> _Source material_
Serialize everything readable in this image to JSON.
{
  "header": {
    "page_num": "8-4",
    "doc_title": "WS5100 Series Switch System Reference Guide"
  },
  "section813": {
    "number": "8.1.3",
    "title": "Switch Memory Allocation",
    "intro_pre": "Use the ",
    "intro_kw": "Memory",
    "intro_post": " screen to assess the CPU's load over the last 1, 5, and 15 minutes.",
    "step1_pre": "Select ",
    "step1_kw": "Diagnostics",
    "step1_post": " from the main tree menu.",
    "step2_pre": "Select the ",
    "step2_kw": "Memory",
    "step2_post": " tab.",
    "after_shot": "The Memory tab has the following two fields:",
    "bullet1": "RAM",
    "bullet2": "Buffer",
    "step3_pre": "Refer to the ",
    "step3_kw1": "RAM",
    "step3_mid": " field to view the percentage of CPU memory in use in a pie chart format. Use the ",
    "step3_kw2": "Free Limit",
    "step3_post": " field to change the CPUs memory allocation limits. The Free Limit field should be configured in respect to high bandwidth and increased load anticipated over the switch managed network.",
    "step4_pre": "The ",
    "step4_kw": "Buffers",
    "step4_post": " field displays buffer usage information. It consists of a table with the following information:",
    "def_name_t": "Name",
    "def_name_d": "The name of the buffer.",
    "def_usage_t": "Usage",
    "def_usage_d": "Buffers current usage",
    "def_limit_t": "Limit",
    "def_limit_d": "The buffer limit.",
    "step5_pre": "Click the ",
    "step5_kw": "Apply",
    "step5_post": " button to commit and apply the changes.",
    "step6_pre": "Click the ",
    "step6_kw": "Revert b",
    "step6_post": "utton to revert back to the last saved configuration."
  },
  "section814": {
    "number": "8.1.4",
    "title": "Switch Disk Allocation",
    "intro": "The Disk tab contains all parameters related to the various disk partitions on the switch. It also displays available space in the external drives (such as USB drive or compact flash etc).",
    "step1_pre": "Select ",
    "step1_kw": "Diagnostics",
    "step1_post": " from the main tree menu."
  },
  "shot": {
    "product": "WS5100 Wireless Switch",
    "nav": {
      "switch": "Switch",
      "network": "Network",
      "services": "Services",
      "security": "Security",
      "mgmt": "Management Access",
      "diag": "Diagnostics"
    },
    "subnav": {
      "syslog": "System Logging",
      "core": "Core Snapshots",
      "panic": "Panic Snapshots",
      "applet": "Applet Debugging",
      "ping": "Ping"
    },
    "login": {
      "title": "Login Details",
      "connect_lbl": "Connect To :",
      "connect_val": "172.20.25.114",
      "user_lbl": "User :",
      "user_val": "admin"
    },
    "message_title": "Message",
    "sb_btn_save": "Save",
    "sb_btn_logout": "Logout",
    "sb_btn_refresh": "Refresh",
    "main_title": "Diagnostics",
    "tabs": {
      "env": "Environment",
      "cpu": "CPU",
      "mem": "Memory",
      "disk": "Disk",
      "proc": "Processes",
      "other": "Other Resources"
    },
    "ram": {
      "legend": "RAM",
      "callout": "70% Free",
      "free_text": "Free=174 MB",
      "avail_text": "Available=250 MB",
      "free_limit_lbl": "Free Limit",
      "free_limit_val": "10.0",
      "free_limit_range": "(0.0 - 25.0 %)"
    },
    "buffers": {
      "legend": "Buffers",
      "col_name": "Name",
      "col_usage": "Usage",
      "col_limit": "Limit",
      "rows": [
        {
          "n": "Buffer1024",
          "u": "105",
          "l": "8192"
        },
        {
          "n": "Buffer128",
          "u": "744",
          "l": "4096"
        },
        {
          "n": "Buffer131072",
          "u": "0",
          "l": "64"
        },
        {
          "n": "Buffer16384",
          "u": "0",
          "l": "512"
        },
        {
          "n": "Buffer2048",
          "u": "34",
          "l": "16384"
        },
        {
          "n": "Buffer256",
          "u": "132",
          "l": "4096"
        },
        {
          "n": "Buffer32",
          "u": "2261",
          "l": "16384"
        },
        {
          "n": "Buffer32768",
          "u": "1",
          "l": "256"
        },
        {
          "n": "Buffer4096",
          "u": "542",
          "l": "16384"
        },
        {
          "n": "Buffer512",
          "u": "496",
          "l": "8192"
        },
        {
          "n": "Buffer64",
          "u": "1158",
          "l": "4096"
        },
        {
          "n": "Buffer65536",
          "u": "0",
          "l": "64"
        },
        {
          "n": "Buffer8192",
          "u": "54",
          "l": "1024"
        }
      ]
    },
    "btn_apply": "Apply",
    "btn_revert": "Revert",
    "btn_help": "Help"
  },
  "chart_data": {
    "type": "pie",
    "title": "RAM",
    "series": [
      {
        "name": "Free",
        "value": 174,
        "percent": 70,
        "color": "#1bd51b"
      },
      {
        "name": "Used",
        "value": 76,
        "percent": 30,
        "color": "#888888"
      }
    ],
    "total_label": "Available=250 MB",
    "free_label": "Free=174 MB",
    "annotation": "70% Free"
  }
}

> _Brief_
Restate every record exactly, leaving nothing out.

> _Output_
Serialize everything readable in this image to JSON.
{
  "header": {
    "page_num": "8-4",
    "doc_title": "WS5100 Series Switch System Reference Guide"
  },
  "section813": {
    "number": "8.1.3",
    "title": "Switch Memory Allocation",
    "intro_pre": "Use the ",
    "intro_kw": "Memory",
    "intro_post": " screen to assess the CPU's load over the last 1, 5, and 15 minutes.",
    "step1_pre": "Select ",
    "step1_kw": "Diagnostics",
    "step1_post": " from the main tree menu.",
    "step2_pre": "Select the ",
    "step2_kw": "Memory",
    "step2_post": " tab.",
    "after_shot": "The Memory tab has the following two fields:",
    "bullet1": "RAM",
    "bullet2": "Buffer",
    "step3_pre": "Refer to the ",
    "step3_kw1": "RAM",
    "step3_mid": " field to view the percentage of CPU memory in use in a pie chart format. Use the ",
    "step3_kw2": "Free Limit",
    "step3_post": " field to change the CPUs memory allocation limits. The Free Limit field should be configured in respect to high bandwidth and increased load anticipated over the switch managed network.",
    "step4_pre": "The ",
    "step4_kw": "Buffers",
    "step4_post": " field displays buffer usage information. It consists of a table with the following information:",
    "def_name_t": "Name",
    "def_name_d": "The name of the buffer.",
    "def_usage_t": "Usage",
    "def_usage_d": "Buffers current usage",
    "def_limit_t": "Limit",
    "def_limit_d": "The buffer limit.",
    "step5_pre": "Click the ",
    "step5_kw": "Apply",
    "step5_post": " button to commit and apply the changes.",
    "step6_pre": "Click the ",
    "step6_kw": "Revert b",
    "step6_post": "utton to revert back to the last saved configuration."
  },
  "section814": {
    "number": "8.1.4",
    "title": "Switch Disk Allocation",
    "intro": "The Disk tab contains all parameters related to the various disk partitions on the switch. It also displays available space in the external drives (such as USB drive or compact flash etc).",
    "step1_pre": "Select ",
    "step1_kw": "Diagnostics",
    "step1_post": " from the main tree menu."
  },
  "shot": {
    "product": "WS5100 Wireless Switch",
    "nav": {
      "switch": "Switch",
      "network": "Network",
      "services": "Services",
      "security": "Security",
      "mgmt": "Management Access",
      "diag": "Diagnostics"
    },
    "subnav": {
      "syslog": "System Logging",
      "core": "Core Snapshots",
      "panic": "Panic Snapshots",
      "applet": "Applet Debugging",
      "ping": "Ping"
    },
    "login": {
      "title": "Login Details",
      "connect_lbl": "Connect To :",
      "connect_val": "172.20.25.114",
      "user_lbl": "User :",
      "user_val": "admin"
    },
    "message_title": "Message",
    "sb_btn_save": "Save",
    "sb_btn_logout": "Logout",
    "sb_btn_refresh": "Refresh",
    "main_title": "Diagnostics",
    "tabs": {
      "env": "Environment",
      "cpu": "CPU",
      "mem": "Memory",
      "disk": "Disk",
      "proc": "Processes",
      "other": "Other Resources"
    },
    "ram": {
      "legend": "RAM",
      "callout": "70% Free",
      "free_text": "Free=174 MB",
      "avail_text": "Available=250 MB",
      "free_limit_lbl": "Free Limit",
      "free_limit_val": "10.0",
      "free_limit_range": "(0.0 - 25.0 %)"
    },
    "buffers": {
      "legend": "Buffers",
      "col_name": "Name",
      "col_usage": "Usage",
      "col_limit": "Limit",
      "rows": [
        {
          "n": "Buffer1024",
          "u": "105",
          "l": "8192"
        },
        {
          "n": "Buffer128",
          "u": "744",
          "l": "4096"
        },
        {
          "n": "Buffer131072",
          "u": "0",
          "l": "64"
        },
        {
          "n": "Buffer16384",
          "u": "0",
          "l": "512"
        },
        {
          "n": "Buffer2048",
          "u": "34",
          "l": "16384"
        },
        {
          "n": "Buffer256",
          "u": "132",
          "l": "4096"
        },
        {
          "n": "Buffer32",
          "u": "2261",
          "l": "16384"
        },
        {
          "n": "Buffer32768",
          "u": "1",
          "l": "256"
        },
        {
          "n": "Buffer4096",
          "u": "542",
          "l": "16384"
        },
        {
          "n": "Buffer512",
          "u": "496",
          "l": "8192"
        },
        {
          "n": "Buffer64",
          "u": "1158",
          "l": "4096"
        },
        {
          "n": "Buffer65536",
          "u": "0",
          "l": "64"
        },
        {
          "n": "Buffer8192",
          "u": "54",
          "l": "1024"
        }
      ]
    },
    "btn_apply": "Apply",
    "btn_revert": "Revert",
    "btn_help": "Help"
  },
  "chart_data": {
    "type": "pie",
    "title": "RAM",
    "series": [
      {
        "name": "Free",
        "value": 174,
        "percent": 70,
        "color": "#1bd51b"
      },
      {
        "name": "Used",
        "value": 76,
        "percent": 30,
        "color": "#888888"
      }
    ],
    "total_label": "Available=250 MB",
    "free_label": "Free=174 MB",
    "annotation": "70% Free"
  }
}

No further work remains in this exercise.